Element data from apps and pages:
::::

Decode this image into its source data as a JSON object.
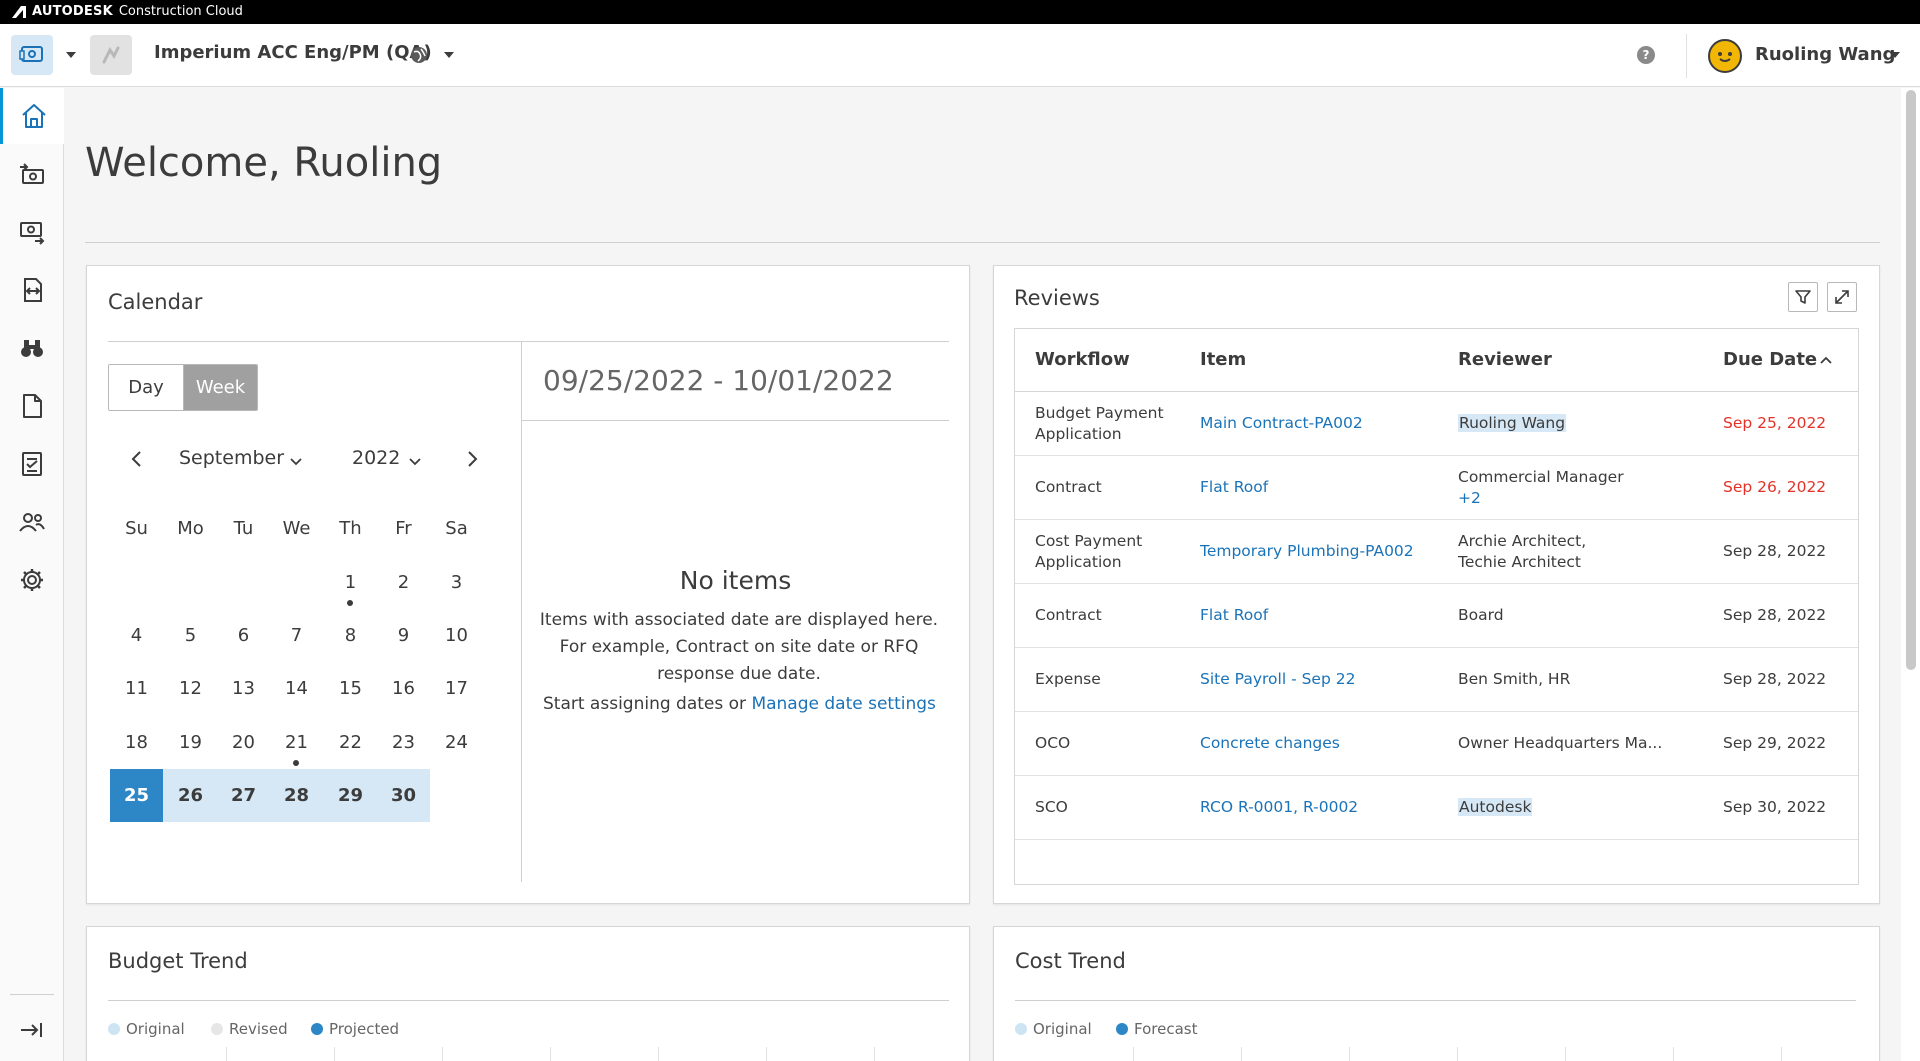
{
  "brand": {
    "name": "AUTODESK",
    "product": "Construction Cloud"
  },
  "header": {
    "project_name": "Imperium ACC Eng/PM (QA)",
    "help_label": "?",
    "user_name": "Ruoling Wang"
  },
  "sidebar": {
    "items": [
      {
        "name": "home",
        "icon": "home-icon",
        "active": true
      },
      {
        "name": "module-2",
        "icon": "money-in-icon"
      },
      {
        "name": "module-3",
        "icon": "money-out-icon"
      },
      {
        "name": "module-4",
        "icon": "exchange-icon"
      },
      {
        "name": "module-5",
        "icon": "binoculars-icon"
      },
      {
        "name": "module-6",
        "icon": "document-icon"
      },
      {
        "name": "module-7",
        "icon": "report-icon"
      },
      {
        "name": "module-8",
        "icon": "members-icon"
      },
      {
        "name": "module-9",
        "icon": "settings-icon"
      }
    ],
    "collapse_icon": "collapse-icon"
  },
  "main": {
    "welcome": "Welcome, Ruoling"
  },
  "calendar": {
    "title": "Calendar",
    "view_day": "Day",
    "view_week": "Week",
    "month": "September",
    "year": "2022",
    "weekdays": [
      "Su",
      "Mo",
      "Tu",
      "We",
      "Th",
      "Fr",
      "Sa"
    ],
    "weeks": [
      [
        "",
        "",
        "",
        "",
        "1",
        "2",
        "3"
      ],
      [
        "4",
        "5",
        "6",
        "7",
        "8",
        "9",
        "10"
      ],
      [
        "11",
        "12",
        "13",
        "14",
        "15",
        "16",
        "17"
      ],
      [
        "18",
        "19",
        "20",
        "21",
        "22",
        "23",
        "24"
      ],
      [
        "25",
        "26",
        "27",
        "28",
        "29",
        "30",
        ""
      ]
    ],
    "selected_day": "25",
    "range": "09/25/2022 - 10/01/2022",
    "no_items_title": "No items",
    "no_items_desc": "Items with associated date are displayed here. For example, Contract on site date or RFQ response due date.",
    "assign_text": "Start assigning dates or ",
    "assign_link": "Manage date settings"
  },
  "reviews": {
    "title": "Reviews",
    "columns": [
      "Workflow",
      "Item",
      "Reviewer",
      "Due Date"
    ],
    "rows": [
      {
        "workflow": [
          "Budget Payment",
          "Application"
        ],
        "item": "Main Contract-PA002",
        "reviewer": [
          "Ruoling Wang"
        ],
        "reviewer_hl": true,
        "due": "Sep 25, 2022",
        "overdue": true
      },
      {
        "workflow": [
          "Contract"
        ],
        "item": "Flat Roof",
        "reviewer": [
          "Commercial Manager",
          "+2"
        ],
        "reviewer_hl": false,
        "due": "Sep 26, 2022",
        "overdue": true
      },
      {
        "workflow": [
          "Cost Payment",
          "Application"
        ],
        "item": "Temporary Plumbing-PA002",
        "reviewer": [
          "Archie Architect,",
          "Techie Architect"
        ],
        "reviewer_hl": false,
        "due": "Sep 28, 2022",
        "overdue": false
      },
      {
        "workflow": [
          "Contract"
        ],
        "item": "Flat Roof",
        "reviewer": [
          "Board"
        ],
        "reviewer_hl": false,
        "due": "Sep 28, 2022",
        "overdue": false
      },
      {
        "workflow": [
          "Expense"
        ],
        "item": "Site Payroll - Sep 22",
        "reviewer": [
          "Ben Smith, HR"
        ],
        "reviewer_hl": false,
        "due": "Sep 28, 2022",
        "overdue": false
      },
      {
        "workflow": [
          "OCO"
        ],
        "item": "Concrete changes",
        "reviewer": [
          "Owner Headquarters Ma..."
        ],
        "reviewer_hl": false,
        "due": "Sep 29, 2022",
        "overdue": false
      },
      {
        "workflow": [
          "SCO"
        ],
        "item": "RCO R-0001, R-0002",
        "reviewer": [
          "Autodesk"
        ],
        "reviewer_hl": true,
        "due": "Sep 30, 2022",
        "overdue": false
      }
    ]
  },
  "budget_trend": {
    "title": "Budget Trend",
    "legend": [
      {
        "label": "Original",
        "color": "#cde4f2"
      },
      {
        "label": "Revised",
        "color": "#e6e6e6"
      },
      {
        "label": "Projected",
        "color": "#2d87c7"
      }
    ]
  },
  "cost_trend": {
    "title": "Cost Trend",
    "legend": [
      {
        "label": "Original",
        "color": "#cde4f2"
      },
      {
        "label": "Forecast",
        "color": "#2d87c7"
      }
    ]
  },
  "colors": {
    "accent": "#0696d7",
    "link": "#1a73b8",
    "overdue": "#e2332a",
    "selected": "#2d87c7",
    "week_highlight": "#d6e8f5"
  }
}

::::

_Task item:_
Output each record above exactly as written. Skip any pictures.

_Response for this exercise:_
Decode this image into its source data as a JSON object.
{
  "brand": {
    "name": "AUTODESK",
    "product": "Construction Cloud"
  },
  "header": {
    "project_name": "Imperium ACC Eng/PM (QA)",
    "help_label": "?",
    "user_name": "Ruoling Wang"
  },
  "sidebar": {
    "items": [
      {
        "name": "home",
        "icon": "home-icon",
        "active": true
      },
      {
        "name": "module-2",
        "icon": "money-in-icon"
      },
      {
        "name": "module-3",
        "icon": "money-out-icon"
      },
      {
        "name": "module-4",
        "icon": "exchange-icon"
      },
      {
        "name": "module-5",
        "icon": "binoculars-icon"
      },
      {
        "name": "module-6",
        "icon": "document-icon"
      },
      {
        "name": "module-7",
        "icon": "report-icon"
      },
      {
        "name": "module-8",
        "icon": "members-icon"
      },
      {
        "name": "module-9",
        "icon": "settings-icon"
      }
    ],
    "collapse_icon": "collapse-icon"
  },
  "main": {
    "welcome": "Welcome, Ruoling"
  },
  "calendar": {
    "title": "Calendar",
    "view_day": "Day",
    "view_week": "Week",
    "month": "September",
    "year": "2022",
    "weekdays": [
      "Su",
      "Mo",
      "Tu",
      "We",
      "Th",
      "Fr",
      "Sa"
    ],
    "weeks": [
      [
        "",
        "",
        "",
        "",
        "1",
        "2",
        "3"
      ],
      [
        "4",
        "5",
        "6",
        "7",
        "8",
        "9",
        "10"
      ],
      [
        "11",
        "12",
        "13",
        "14",
        "15",
        "16",
        "17"
      ],
      [
        "18",
        "19",
        "20",
        "21",
        "22",
        "23",
        "24"
      ],
      [
        "25",
        "26",
        "27",
        "28",
        "29",
        "30",
        ""
      ]
    ],
    "selected_day": "25",
    "range": "09/25/2022 - 10/01/2022",
    "no_items_title": "No items",
    "no_items_desc": "Items with associated date are displayed here. For example, Contract on site date or RFQ response due date.",
    "assign_text": "Start assigning dates or ",
    "assign_link": "Manage date settings"
  },
  "reviews": {
    "title": "Reviews",
    "columns": [
      "Workflow",
      "Item",
      "Reviewer",
      "Due Date"
    ],
    "rows": [
      {
        "workflow": [
          "Budget Payment",
          "Application"
        ],
        "item": "Main Contract-PA002",
        "reviewer": [
          "Ruoling Wang"
        ],
        "reviewer_hl": true,
        "due": "Sep 25, 2022",
        "overdue": true
      },
      {
        "workflow": [
          "Contract"
        ],
        "item": "Flat Roof",
        "reviewer": [
          "Commercial Manager",
          "+2"
        ],
        "reviewer_hl": false,
        "due": "Sep 26, 2022",
        "overdue": true
      },
      {
        "workflow": [
          "Cost Payment",
          "Application"
        ],
        "item": "Temporary Plumbing-PA002",
        "reviewer": [
          "Archie Architect,",
          "Techie Architect"
        ],
        "reviewer_hl": false,
        "due": "Sep 28, 2022",
        "overdue": false
      },
      {
        "workflow": [
          "Contract"
        ],
        "item": "Flat Roof",
        "reviewer": [
          "Board"
        ],
        "reviewer_hl": false,
        "due": "Sep 28, 2022",
        "overdue": false
      },
      {
        "workflow": [
          "Expense"
        ],
        "item": "Site Payroll - Sep 22",
        "reviewer": [
          "Ben Smith, HR"
        ],
        "reviewer_hl": false,
        "due": "Sep 28, 2022",
        "overdue": false
      },
      {
        "workflow": [
          "OCO"
        ],
        "item": "Concrete changes",
        "reviewer": [
          "Owner Headquarters Ma..."
        ],
        "reviewer_hl": false,
        "due": "Sep 29, 2022",
        "overdue": false
      },
      {
        "workflow": [
          "SCO"
        ],
        "item": "RCO R-0001, R-0002",
        "reviewer": [
          "Autodesk"
        ],
        "reviewer_hl": true,
        "due": "Sep 30, 2022",
        "overdue": false
      }
    ]
  },
  "budget_trend": {
    "title": "Budget Trend",
    "legend": [
      {
        "label": "Original",
        "color": "#cde4f2"
      },
      {
        "label": "Revised",
        "color": "#e6e6e6"
      },
      {
        "label": "Projected",
        "color": "#2d87c7"
      }
    ]
  },
  "cost_trend": {
    "title": "Cost Trend",
    "legend": [
      {
        "label": "Original",
        "color": "#cde4f2"
      },
      {
        "label": "Forecast",
        "color": "#2d87c7"
      }
    ]
  },
  "colors": {
    "accent": "#0696d7",
    "link": "#1a73b8",
    "overdue": "#e2332a",
    "selected": "#2d87c7",
    "week_highlight": "#d6e8f5"
  }
}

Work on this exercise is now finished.